Sujana and are defenders of domestic workers rights in Lebanon, and have exerted efforts for years in documenting and exposing violations against migrant domestic workers caused by the Kafala/sponsorship system in Lebanon. This system, which is based on administrative instructions, links the legal stay of a domestic worker in Lebanon with one employer where she has no right to change this employer without their consent. Moreover, it does not grant any legal protection to migrant domestic workers as they are explicitly excluded from the Lebanese Labour Law. Thereby, the Kafala system denies them from the right to freedom of movement, rest, minimum wage, and several other basic human rights, most importantly right for assembly and association.
The case of Sujana and Rose today proves yet again the legal vulnerability of migrant domestic workers are in Lebanon as their fate is always fully controlled by the authorities and employers. The latest action by the General Security raises the suspicions on the possibility of the existence of discriminatory measures against the defenders of human rights and the right to freedom of association guaranteed in the Preamble of the Lebanese Constitution.
The arrests of these two prominent labor organizers highlights Lebanon's practice of “Kafala” — its sponsorship system that effectively deprives domestic workers of labor rights protected under international law.
According to an article published in 2015 at Migrant-Rights.org:
الكفالة نظام سلطوي. في سياق الهجرة، يسمح هذا النظام للحكومات بترك مسؤولية المهاجرين في أيدي المواطنين والشركات حيث يعطي الكفلاء صلاحيات قانونية للتحكم بمصير العمال فمن غير إذن الكفيل، لا يستطيع العامل تجديد أوراقه وتغيير وظيفته والاستقالة منها أو ترك البلاد. حينما يرحل العامل عن وظيفته من دون إذن الكفيل، فيحق للكفيل إلغاء إقامته مما يضع العامل في وضع غير قانوني داخل البلاد. وبعدما يقوم الكفيل بإلغاء الإقامة، لا يستطيع العامل الخروج من البلاد سوى من خلال إجراءات الترحيل التي تعرضهم تلقائياً للحبس لمدة أسابيع أو شهور وأحياناً لسنوات.

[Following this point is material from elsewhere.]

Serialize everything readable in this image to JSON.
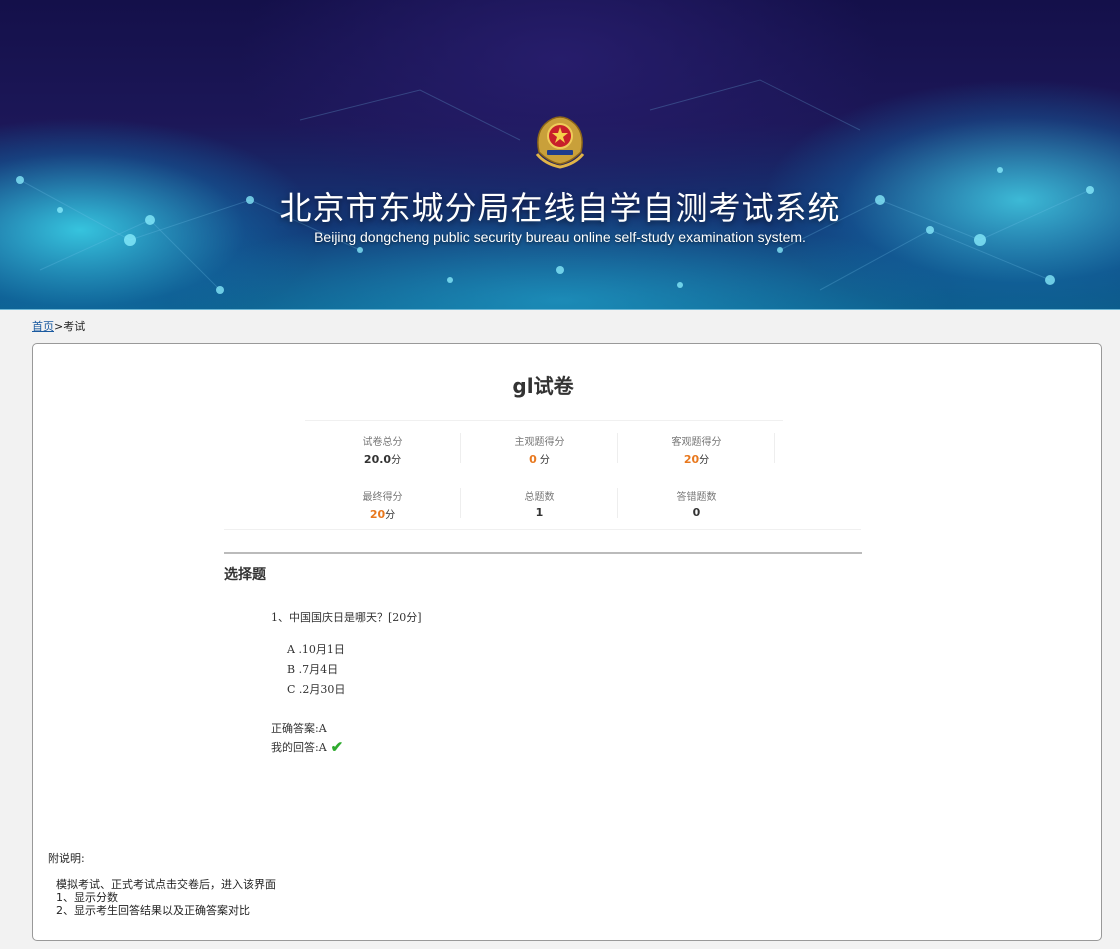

[The Kafala system] is a system of control. In the migration context, it is a way for governments to delegate oversight and responsibility for migrants to private citizens or companies. The system gives sponsors a set of legal abilities to control workers: without the employer’s permission, workers cannot change jobs, quit jobs, or leave the country. If a worker leaves a job without permission, the employer has the power to cancel his or her residence visa, automatically turning the worker into an illegal resident in the country. Workers whose employers cancel their residency visas often have to leave the country through deportation proceedings, and many have to spend time behind bars.